Using the records provided below, locate and copy each line that contains the word "value".
[SOURCE RECORDS]
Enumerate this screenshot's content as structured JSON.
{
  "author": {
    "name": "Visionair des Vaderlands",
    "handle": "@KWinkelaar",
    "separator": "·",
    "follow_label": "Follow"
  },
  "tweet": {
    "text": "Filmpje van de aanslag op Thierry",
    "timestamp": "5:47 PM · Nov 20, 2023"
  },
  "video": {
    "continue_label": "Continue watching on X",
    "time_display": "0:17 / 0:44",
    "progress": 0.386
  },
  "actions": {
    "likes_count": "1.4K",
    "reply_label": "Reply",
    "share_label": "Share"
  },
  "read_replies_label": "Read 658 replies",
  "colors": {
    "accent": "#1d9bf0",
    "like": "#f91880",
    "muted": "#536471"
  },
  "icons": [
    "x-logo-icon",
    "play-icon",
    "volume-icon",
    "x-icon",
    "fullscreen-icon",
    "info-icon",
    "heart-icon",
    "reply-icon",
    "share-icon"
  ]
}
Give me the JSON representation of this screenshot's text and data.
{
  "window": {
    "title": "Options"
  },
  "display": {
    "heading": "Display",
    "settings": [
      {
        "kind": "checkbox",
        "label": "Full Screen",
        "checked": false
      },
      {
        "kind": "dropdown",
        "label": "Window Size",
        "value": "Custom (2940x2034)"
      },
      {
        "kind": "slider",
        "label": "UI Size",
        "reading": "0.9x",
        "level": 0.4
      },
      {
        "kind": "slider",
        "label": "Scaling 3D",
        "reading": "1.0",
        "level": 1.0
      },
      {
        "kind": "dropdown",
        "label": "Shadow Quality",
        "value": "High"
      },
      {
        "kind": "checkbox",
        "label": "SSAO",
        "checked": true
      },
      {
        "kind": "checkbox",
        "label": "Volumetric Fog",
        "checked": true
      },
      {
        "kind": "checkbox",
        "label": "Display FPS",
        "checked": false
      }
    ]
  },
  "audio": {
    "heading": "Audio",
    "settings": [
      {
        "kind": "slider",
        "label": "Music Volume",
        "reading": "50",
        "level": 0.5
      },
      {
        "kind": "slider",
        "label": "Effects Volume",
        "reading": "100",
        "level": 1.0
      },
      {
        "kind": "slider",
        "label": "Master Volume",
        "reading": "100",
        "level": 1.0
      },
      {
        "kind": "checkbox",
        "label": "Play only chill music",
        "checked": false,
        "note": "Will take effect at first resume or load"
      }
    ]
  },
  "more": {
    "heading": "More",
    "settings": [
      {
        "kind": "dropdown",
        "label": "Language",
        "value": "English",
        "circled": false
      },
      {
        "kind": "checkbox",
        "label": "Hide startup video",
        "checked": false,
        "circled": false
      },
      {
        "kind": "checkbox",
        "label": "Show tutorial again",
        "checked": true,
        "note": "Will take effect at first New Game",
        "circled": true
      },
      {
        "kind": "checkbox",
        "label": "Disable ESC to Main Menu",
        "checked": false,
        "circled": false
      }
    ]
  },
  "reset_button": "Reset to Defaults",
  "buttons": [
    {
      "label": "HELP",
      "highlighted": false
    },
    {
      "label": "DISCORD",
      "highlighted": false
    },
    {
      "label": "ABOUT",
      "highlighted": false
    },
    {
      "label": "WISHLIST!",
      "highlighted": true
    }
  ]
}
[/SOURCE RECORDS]
- _TASK OUTPUT_:
        "value": "Custom (2940x2034)"
        "value": "High"
        "value": "English",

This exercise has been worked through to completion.